When installing a throttle body onto any twin-bore TPI or LT1/LT4 engine, keep in mind that engine coolant is designed to pass through it to prevent the throttle blades from icing during cold starts. When removing and installing the coolant manifold bolted to the underside, keep in mind that you'll be opening up the cooling system and a quart or so will leak out.
With the new Edelbrock throttle body installed, Chris Winter's Dynojet was able to measure a very sizable gain of 8.1 horsepower and 23.1 lb-ft at the wheels at peak output. But the real kicker was how much torque and power it picked up down low, which shows how a smoother air inlet transition at the throttle body can greatly help low-rpm performance. For instance, at just 3,300 rpm our engine was making 7.6 more rear wheel horsepower and 12.0 more lb-ft of torque. This was backed up with another run on the dyno, and conclusively, we were impressed. Now our tally was up to 261.3 rear wheel horsepower at 5,600 rpm and 353.2 rear wheel torque at 2,900 rpm.

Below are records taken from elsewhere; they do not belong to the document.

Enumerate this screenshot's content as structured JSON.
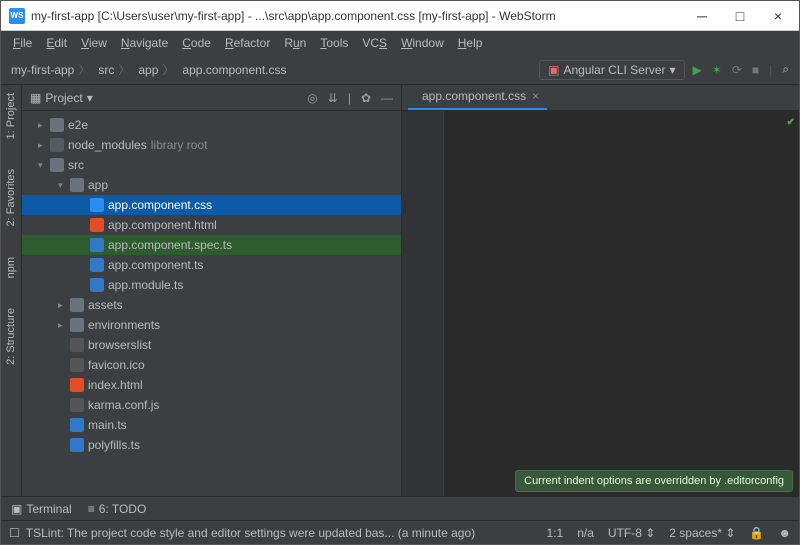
{
  "window_title": "my-first-app [C:\\Users\\user\\my-first-app] - ...\\src\\app\\app.component.css [my-first-app] - WebStorm",
  "logo_text": "WS",
  "menu": [
    "File",
    "Edit",
    "View",
    "Navigate",
    "Code",
    "Refactor",
    "Run",
    "Tools",
    "VCS",
    "Window",
    "Help"
  ],
  "breadcrumbs": [
    {
      "label": "my-first-app",
      "icon": "folder"
    },
    {
      "label": "src",
      "icon": "folder"
    },
    {
      "label": "app",
      "icon": "folder"
    },
    {
      "label": "app.component.css",
      "icon": "css"
    }
  ],
  "run_config": {
    "label": "Angular CLI Server",
    "icon": "▣"
  },
  "panel": {
    "title": "Project"
  },
  "tree": {
    "e2e": "e2e",
    "node_modules": "node_modules",
    "library_root": "library root",
    "src": "src",
    "app": "app",
    "files": {
      "css": "app.component.css",
      "html": "app.component.html",
      "spec": "app.component.spec.ts",
      "ts": "app.component.ts",
      "module": "app.module.ts"
    },
    "assets": "assets",
    "environments": "environments",
    "srcfiles": {
      "browserslist": "browserslist",
      "favicon": "favicon.ico",
      "index": "index.html",
      "karma": "karma.conf.js",
      "main": "main.ts",
      "polyfills": "polyfills.ts"
    }
  },
  "editor_tab": {
    "label": "app.component.css"
  },
  "tooltip": "Current indent options are overridden by .editorconfig",
  "bottom_tools": {
    "terminal": "Terminal",
    "todo": "6: TODO",
    "todo_icon": "≡"
  },
  "status": {
    "message": "TSLint: The project code style and editor settings were updated bas... (a minute ago)",
    "pos": "1:1",
    "na": "n/a",
    "encoding": "UTF-8",
    "indent": "2 spaces",
    "lock": "🔒"
  },
  "icons": {
    "folder": "▇",
    "run": "▶",
    "debug": "✶",
    "cov": "⟳",
    "stop": "■",
    "search": "⌕",
    "target": "◎",
    "collapse": "⇊",
    "divider": "|",
    "gear": "✿",
    "hide": "—",
    "chev_down": "▾",
    "chev_right": "▸",
    "close": "×",
    "tick": "✔",
    "updown": "⇕",
    "square": "□",
    "term": "▣"
  }
}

At the track, we were able to drop our times to 14.405 at 92.81 mph for a reduction of just over a tenth (0.115 seconds) and a slight bump in trap speed of 0.26 mph. Our weather situation didn't help things on the track since the heat sent our thermometers north of 90 degrees Fahrenheit. This made our runs all the more impressive. Our dyno figures were all corrected to SAE standards, while our track times were left raw.
Making Headway-Sort of
With the engine freed up of some extra power through simple bolt-ons, our next move was replacing the exhaust headers. We've seen a few offerings on the market, but were never too satisfied with the quality or fit of the products. Rather than risk it with a header of questionable lineage, we elected to use Edelbrock's quality TES (tubular exhaust system) shorty-style headers for more power and, of course, less weight. They replace the factory cast-iron manifolds and meet 50 state emissions requirements since the catalytic converters are retained in the factory locations and the AIR (Air Intake Recirculation) system is left untouched. Available in a ceramic-coated or Ti-Tech finish for a bit less moolah, we chose to go with the latter to stay in line with our budget buildup.
With our Killer Whale on the lift at Crazy Horse Racing, proprietor Chris Winter once again helped install the parts. Removing the factory manifolds was an easy task, necessitating the removal of just a few pipe fittings for the EGR tube on the passenger side and the two aforementioned AIR injection pipes on the topside. It's easiest to remove everything underneath, so a vehicle lift is strongly recommended when performing this upgrade.